"Innovation in Adult Learning and Education in the Region of Baden- Württemberg"
Written by Aslan Liivak, ENAEA
We came from Estonia, Tallinn by combining adult non-formal educational organisations like NGO Meie Kalamaja and NGO Estonian Non-formal Adult Education Association in our delegation and we had a great opportunity to go and learn about the adult education system in Germany for the period of 23 – 25 March 2022. For that purpose, we travelled to Stuttgart. Stuttgart is a beautiful city in southern Germany, located in the state of Baden-Württemberg. It is the sixth-largest city in Germany. Stuttgart is actually mostly known for its automotive industry, as it is the headquarters of both Mercedes-Benz and Porsche. Additionally, Stuttgart is surrounded by picturesque vineyards and hills.
But hiking and wine tasting and visiting museums were not on our list since our attention was on the Stuttgarter Volkshochschule, it is a public institution in Stuttgart, Germany that provides adult education courses, seminars, and workshops. It was founded in 1919 and is one of the largest adult education centers in Germany, offering a wide range of courses in areas such as language learning, cultural studies, arts, health, and technology. The Stuttgarter Volkshochschule aims to provide affordable and accessible education to all adults, regardless of their social or educational background.
Mostly we were interested in the finance of adult education, how is formal and informal adult education combined and also about hybrid teaching in the context of COVID-19.
In this regard, we learned that the Stuttgarter Volkshochschule is primarily financed by public funds from the city of Stuttgart and the state of Baden-
Württemberg. However, it also generates revenue through participant fees, donations, and subsidies from public and private institutions. The exact
breakdown of funding sources may vary from year to year depending on the institution ́s budget and financial needs.
Hybrid teaching, in the context of COVID-19, is a mode of teaching that combines both in-person and online instruction. With the ongoing pandemic, many educational institutions around the world have adopted hybrid teaching models as a way to minimize the risk of COVID-19 transmission while still providing students with opportunities for face-to-face interaction and hands-on learning experiences. In hybrid teaching, students may attend some classes in person while attending others virtually, either through live video conferencing or pre-recorded lectures. This approach allows for flexibility and can accommodate students who may not be able to attend in-person classes due to health concerns or travel restrictions.
Hybrid teaching also requires teachers to adapt their instructional strategies and materials to suit both in-person and online learning environments.

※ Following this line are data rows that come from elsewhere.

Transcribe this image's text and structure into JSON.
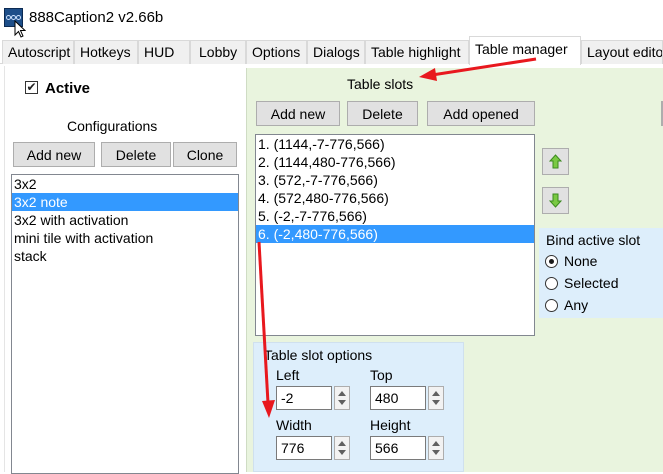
{
  "window": {
    "title": "888Caption2 v2.66b",
    "app_icon": "888-logo-icon"
  },
  "tabs": [
    "Autoscript",
    "Hotkeys",
    "HUD",
    "Lobby",
    "Options",
    "Dialogs",
    "Table highlight",
    "Table manager",
    "Layout editor"
  ],
  "active_tab": "Table manager",
  "left": {
    "active_label": "Active",
    "active_checked": true,
    "configurations_label": "Configurations",
    "buttons": {
      "add_new": "Add new",
      "delete": "Delete",
      "clone": "Clone"
    },
    "configurations": [
      "3x2",
      "3x2 note",
      "3x2 with activation",
      "mini tile with activation",
      "stack"
    ],
    "selected_configuration": "3x2 note"
  },
  "right": {
    "table_slots_label": "Table slots",
    "buttons": {
      "add_new": "Add new",
      "delete": "Delete",
      "add_opened": "Add opened"
    },
    "slots": [
      "1. (1144,-7-776,566)",
      "2. (1144,480-776,566)",
      "3. (572,-7-776,566)",
      "4. (572,480-776,566)",
      "5. (-2,-7-776,566)",
      "6. (-2,480-776,566)"
    ],
    "selected_slot": "6. (-2,480-776,566)",
    "move_up_icon": "arrow-up-icon",
    "move_down_icon": "arrow-down-icon",
    "bind_active_slot": {
      "label": "Bind active slot",
      "options": [
        "None",
        "Selected",
        "Any"
      ],
      "selected": "None"
    },
    "table_slot_options": {
      "label": "Table slot options",
      "left_label": "Left",
      "left_value": "-2",
      "top_label": "Top",
      "top_value": "480",
      "width_label": "Width",
      "width_value": "776",
      "height_label": "Height",
      "height_value": "566"
    }
  },
  "colors": {
    "accent_selection": "#3399ff",
    "annotation_arrow": "#e8181e",
    "right_panel_bg": "#e9f4de",
    "group_bg": "#ddeefb"
  }
}
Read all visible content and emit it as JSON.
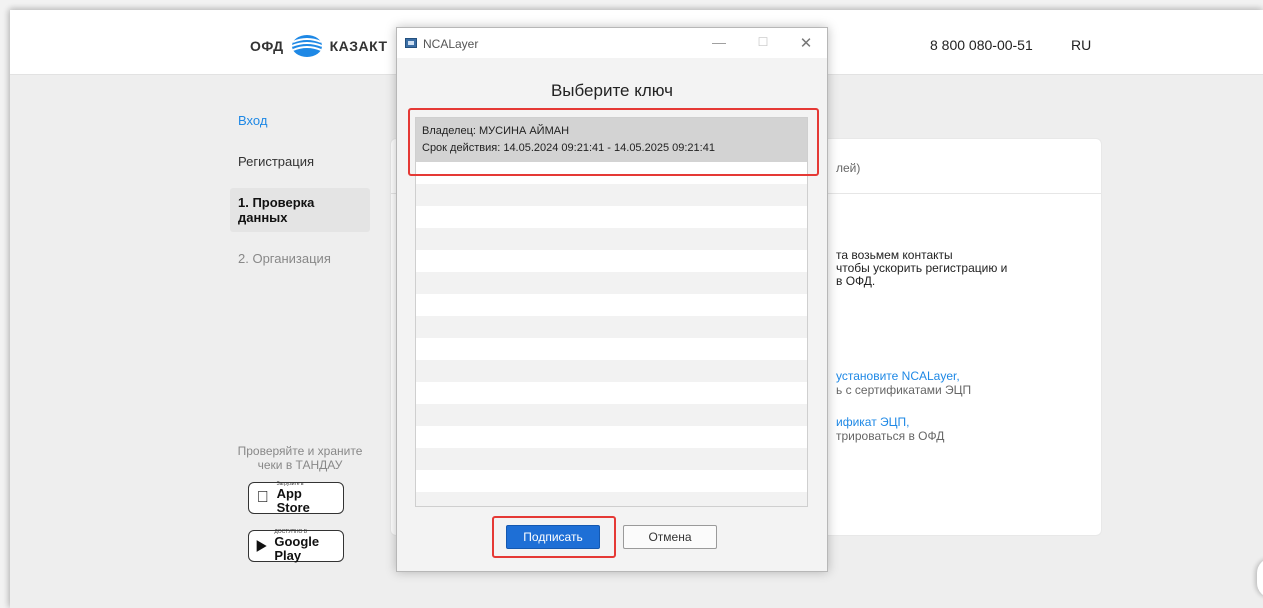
{
  "header": {
    "logo_left": "ОФД",
    "logo_right": "КАЗАКТ",
    "phone": "8 800 080-00-51",
    "lang": "RU"
  },
  "sidebar": {
    "items": [
      {
        "label": "Вход"
      },
      {
        "label": "Регистрация"
      },
      {
        "label": "1. Проверка данных"
      },
      {
        "label": "2. Организация"
      }
    ]
  },
  "promo": {
    "text": "Проверяйте и храните чеки в ТАНДАУ",
    "app_store_small": "Загрузите в",
    "app_store_big": "App Store",
    "google_play_small": "ДОСТУПНО В",
    "google_play_big": "Google Play"
  },
  "card": {
    "header_fragment": "лей)",
    "paragraph": "та возьмем контакты\nчтобы ускорить регистрацию и\nв ОФД.",
    "link1": "установите NCALayer,",
    "note1": "ь с сертификатами ЭЦП",
    "link2": "ификат ЭЦП,",
    "note2": "трироваться в ОФД"
  },
  "dialog": {
    "title": "NCALayer",
    "heading": "Выберите ключ",
    "selected_key": {
      "owner": "Владелец: МУСИНА АЙМАН",
      "validity": "Срок действия: 14.05.2024 09:21:41 - 14.05.2025 09:21:41"
    },
    "sign_label": "Подписать",
    "cancel_label": "Отмена"
  },
  "colors": {
    "accent_blue": "#1e88e5",
    "button_blue": "#1e6fd6",
    "highlight_red": "#e53935"
  }
}
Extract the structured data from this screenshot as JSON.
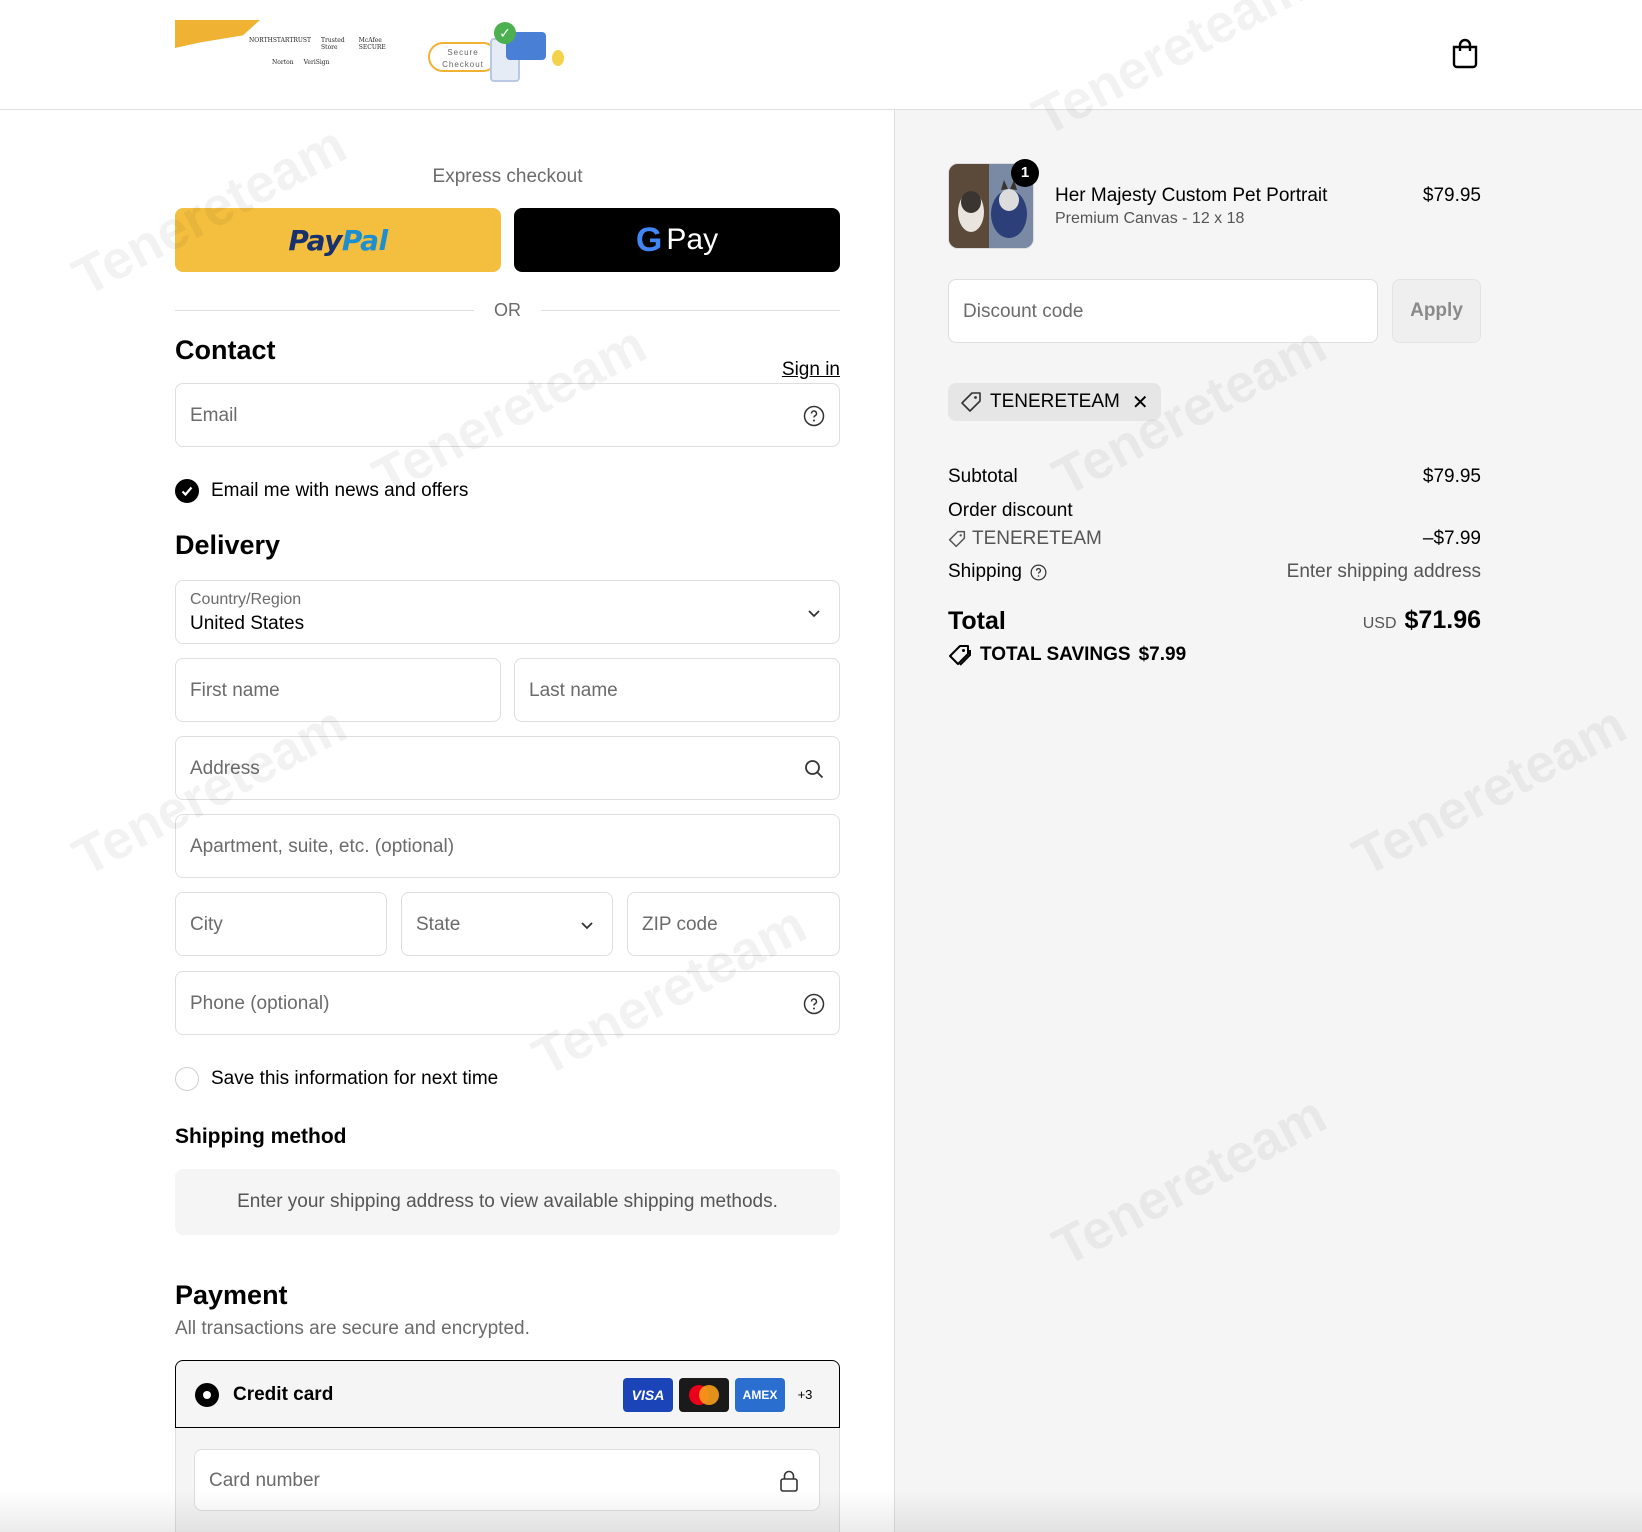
{
  "header": {
    "badges_text": [
      "NORTHSTARTRUST",
      "Trusted Store",
      "McAfee SECURE",
      "Norton",
      "VeriSign"
    ],
    "secure_checkout_text": "Secure Checkout",
    "cart_icon": "shopping-bag-icon"
  },
  "express": {
    "label": "Express checkout",
    "paypal_a": "Pay",
    "paypal_b": "Pal",
    "gpay_g": "G",
    "gpay_text": "Pay",
    "or": "OR"
  },
  "contact": {
    "title": "Contact",
    "sign_in": "Sign in",
    "email_placeholder": "Email",
    "email_opt_in": "Email me with news and offers",
    "email_opt_in_checked": true
  },
  "delivery": {
    "title": "Delivery",
    "country_label": "Country/Region",
    "country_value": "United States",
    "first_name": "First name",
    "last_name": "Last name",
    "address": "Address",
    "apartment": "Apartment, suite, etc. (optional)",
    "city": "City",
    "state": "State",
    "zip": "ZIP code",
    "phone": "Phone (optional)",
    "save_info": "Save this information for next time",
    "save_info_checked": false
  },
  "shipping_method": {
    "title": "Shipping method",
    "notice": "Enter your shipping address to view available shipping methods."
  },
  "payment": {
    "title": "Payment",
    "subtitle": "All transactions are secure and encrypted.",
    "credit_card_label": "Credit card",
    "card_brands": [
      "VISA",
      "Mastercard",
      "AMEX"
    ],
    "more_cards": "+3",
    "card_number_placeholder": "Card number"
  },
  "summary": {
    "product": {
      "quantity": "1",
      "name": "Her Majesty Custom Pet Portrait",
      "variant": "Premium Canvas - 12 x 18",
      "price": "$79.95"
    },
    "discount_placeholder": "Discount code",
    "apply_label": "Apply",
    "applied_code": "TENERETEAM",
    "subtotal_label": "Subtotal",
    "subtotal_value": "$79.95",
    "order_discount_label": "Order discount",
    "order_discount_code": "TENERETEAM",
    "order_discount_value": "–$7.99",
    "shipping_label": "Shipping",
    "shipping_value": "Enter shipping address",
    "total_label": "Total",
    "total_currency": "USD",
    "total_value": "$71.96",
    "total_savings_label": "TOTAL SAVINGS",
    "total_savings_value": "$7.99"
  },
  "watermark": "Tenereteam",
  "colors": {
    "paypal_yellow": "#f4bf3f",
    "paypal_dark": "#17306e",
    "paypal_light": "#1d8ed0",
    "panel_bg": "#f5f5f5",
    "border": "#dedede"
  }
}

This can include incorporating technology tools and resources, designing activities that can be completed both in person and remotely, and providing support and feedback to students in both settings. It was fascinating to see how all this was incorporated in their teaching style.
We learned that in Stuttgart Volkshochschule and with them overall in Germany, there is a growing recognition of the value of combining formal
and informal adult education in order to provide a more comprehensive and flexible approach to adult learning. While formal education typically takes place in structured settings such as schools, universities, or vocational training centers, informal education refers to learning that takes place
outside of these traditional settings, such as through community organizations, non-governmental organizations (NGOs), or self-directed learning.
One way that formal and informal adult education can be combined is through the development of flexible learning pathways that recognize and
value prior learning and work experience. For example, in Germany, there are a number of vocational training programs that allow participants to earn credit for prior learning and work experience, enabling them to fast-track their education and training.
Another way that formal and informal adult education can be combined is through partnerships between educational institutions and community
organizations. These partnerships can help to bridge the gap between formal and informal learning by providing opportunities for adult learners to access education and training in community-based settings, as well as through online and distance learning programs.
Overall, the combination of formal and informal adult education in Germany can help to provide a more holistic and flexible approach to adult learning, one that recognizes the diverse learning needs and backgrounds of adult learners and helps to facilitate their ongoing educational and professional development.
So in conclusion after warm and welcoming stay in Stuttgart we learned a lot about the financing, hybrid teaching and combining formal and informal
adult education model in Germany on the example of Stuttgart Volkshochschule that we can use and already trying to promote and apply in Estonia.